[Source records]
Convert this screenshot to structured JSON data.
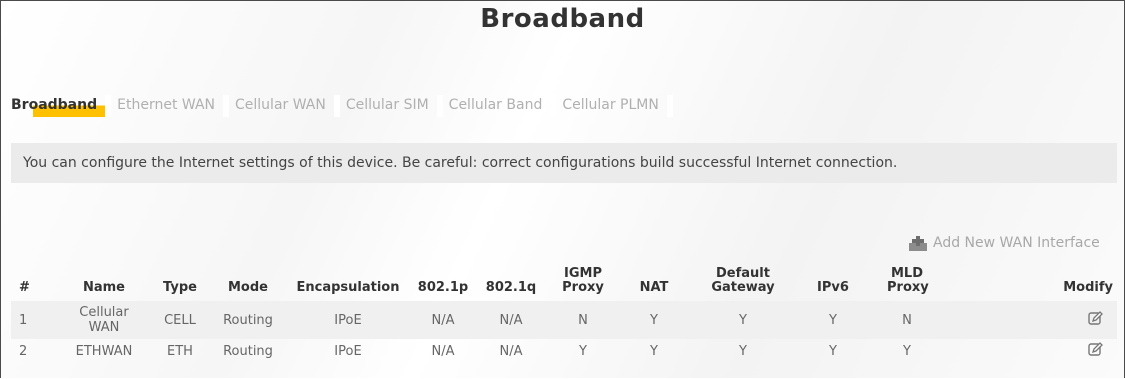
{
  "page": {
    "title": "Broadband"
  },
  "tabs": [
    {
      "label": "Broadband",
      "active": true
    },
    {
      "label": "Ethernet WAN",
      "active": false
    },
    {
      "label": "Cellular WAN",
      "active": false
    },
    {
      "label": "Cellular SIM",
      "active": false
    },
    {
      "label": "Cellular Band",
      "active": false
    },
    {
      "label": "Cellular PLMN",
      "active": false
    }
  ],
  "info": {
    "text": "You can configure the Internet settings of this device. Be careful: correct configurations build successful Internet connection."
  },
  "actions": {
    "add_wan_label": "Add New WAN Interface",
    "add_icon": "plus-icon"
  },
  "table": {
    "headers": [
      "#",
      "Name",
      "Type",
      "Mode",
      "Encapsulation",
      "802.1p",
      "802.1q",
      "IGMP Proxy",
      "NAT",
      "Default Gateway",
      "IPv6",
      "MLD Proxy",
      "Modify"
    ],
    "rows": [
      {
        "num": "1",
        "name": "Cellular WAN",
        "type": "CELL",
        "mode": "Routing",
        "encapsulation": "IPoE",
        "p8021p": "N/A",
        "p8021q": "N/A",
        "igmp": "N",
        "nat": "Y",
        "gateway": "Y",
        "ipv6": "Y",
        "mld": "N",
        "modify_icon": "edit-icon"
      },
      {
        "num": "2",
        "name": "ETHWAN",
        "type": "ETH",
        "mode": "Routing",
        "encapsulation": "IPoE",
        "p8021p": "N/A",
        "p8021q": "N/A",
        "igmp": "Y",
        "nat": "Y",
        "gateway": "Y",
        "ipv6": "Y",
        "mld": "Y",
        "modify_icon": "edit-icon"
      }
    ]
  },
  "colors": {
    "accent": "#ffc000",
    "info_bg": "#ebebeb",
    "row_alt": "#f0f0f0"
  }
}
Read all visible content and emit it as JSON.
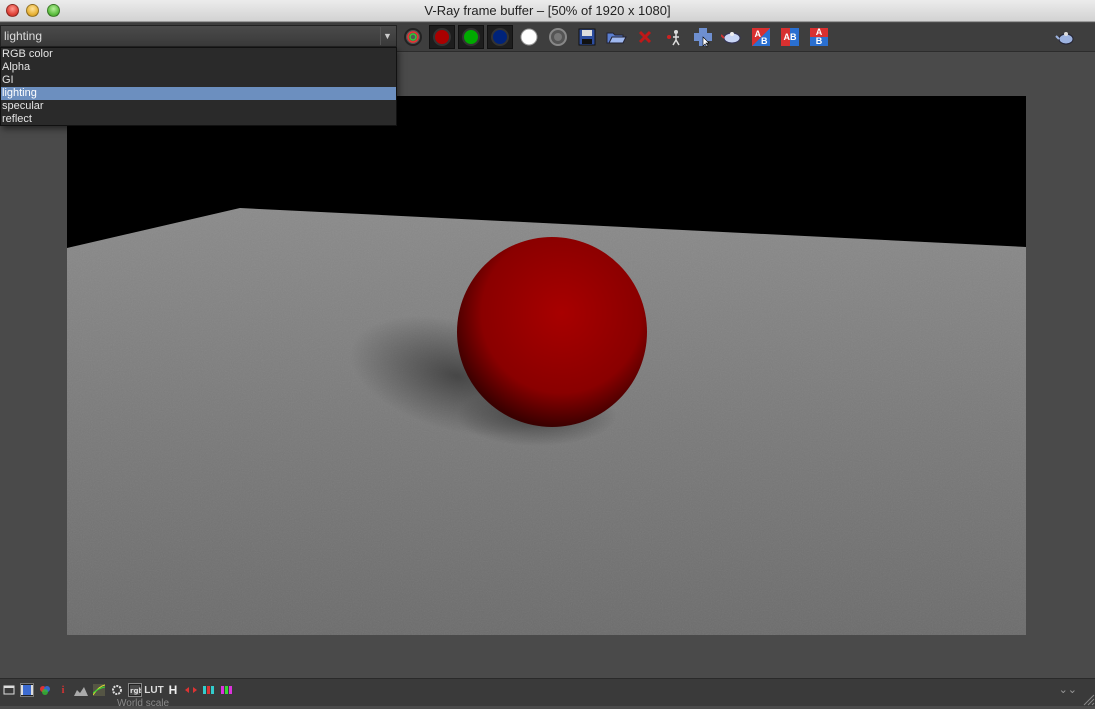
{
  "window": {
    "title": "V-Ray frame buffer – [50% of 1920 x 1080]"
  },
  "toolbar": {
    "channel_value": "lighting",
    "buttons": [
      "rgb-channels-icon",
      "red-channel-icon",
      "green-channel-icon",
      "blue-channel-icon",
      "alpha-channel-icon",
      "monochrome-icon",
      "save-icon",
      "open-icon",
      "clear-icon",
      "track-mouse-icon",
      "region-render-icon",
      "render-icon",
      "ab-compare-horizontal-icon",
      "ab-compare-icon",
      "ab-compare-vertical-icon"
    ],
    "ab_label": "A",
    "b_label": "B"
  },
  "channels": {
    "options": [
      "RGB color",
      "Alpha",
      "GI",
      "lighting",
      "specular",
      "reflect"
    ],
    "selected": "lighting"
  },
  "status": {
    "world_scale": "World scale",
    "lut_label": "LUT",
    "h_label": "H",
    "info_label": "i"
  },
  "colors": {
    "accent": "#6c8fbf",
    "sphere": "#9a0000"
  }
}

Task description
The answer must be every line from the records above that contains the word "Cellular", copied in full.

Exercise result
      "label": "Cellular WAN",
      "label": "Cellular SIM",
      "label": "Cellular Band",
      "label": "Cellular PLMN",
        "name": "Cellular WAN",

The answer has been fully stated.